A trick happened midway in round six, when Uchiyama set him up with some feints, and then exploded a devastating right the face of the fading Venezuelan. Down he went. He was flat on his stomach but barely pulled himself up. His damage was so apparently heavy that the referee who tolled the mandatory eight didn’t allow him to continue fighting. It’s a good decision. Granados had no more left to go on.
Prior to the stoppage, the judges had tallied as follows: Pinit Prayadsab (Thailand) 50-45; judges Derek Milham (Australia) and Raul Caiz Jr. (US) both 49-46, all for the triumphant champ.
It was Uchiyama that halted a fistic avalanche as WBC bantam champ Hozumi Hasegawa and WBA super-fly titlist Nobuo Nashiro had yielded the belt in succession. The least bruised champ Uchiyama said, “I thought I might be able to finish him after the eighth, so it came a little earlier. In this first defense I felt more mental pressure than in my title-winning bout against Salgado. But I’m happy to dedicate this victory to my supporters and fans.”

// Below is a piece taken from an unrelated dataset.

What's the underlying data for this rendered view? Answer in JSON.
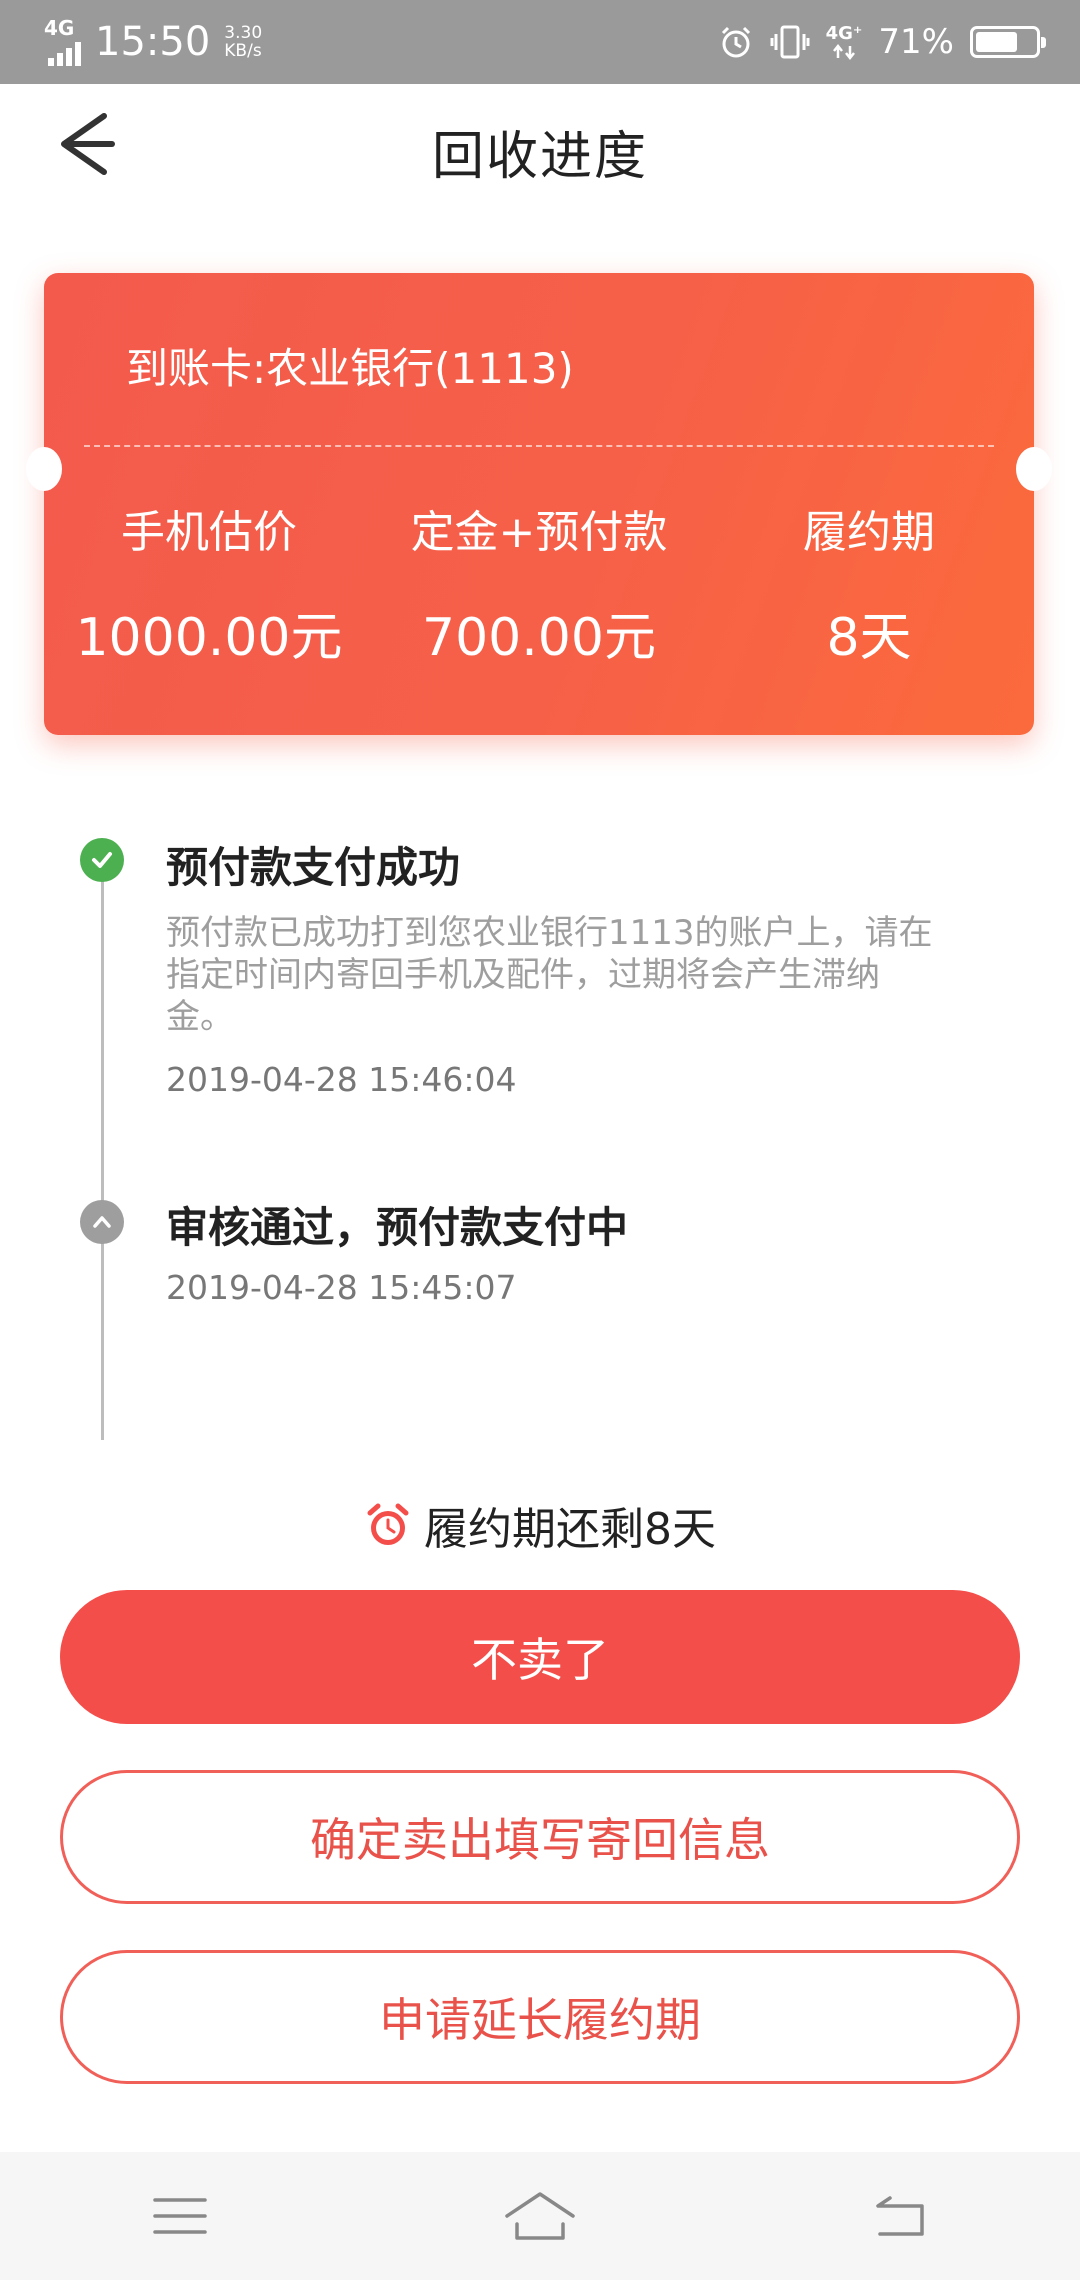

Asked about his second defense, Uchiyama, the unbeaten champ, mentioned a possibility of facing WBA interim champ Jorge Solis or ex-WBA kingpin Jorge Linares, each of whom seems a tough opposition. Uchiyama is a good champ with speed, power and skills, plus good chin. But either Solis or Linares may be a hard wall for him to cross over.
It was held in his native Saitama prefecture, so we saw the well-packed crowd of some 6,000, all of whom appreciated Uchiyama’s spectacular finish and burst into joy.
After displaying a fine victory, Uchiyama was invited to the TV seat along with his 58-year-old mother Momoyo. It might be the first time in our broadcasting history. His father Yukio, then 58, passed away of cancer four years ago. Tonight Uchiyama, a modest and soft-speaking athlete, became a good son to her mom as well as to our fistic fraternity, which was greatly relieved to see the world-title-losing avalanche cease.
Promoter: Watanabe Promotions in association with Teiken Promotions.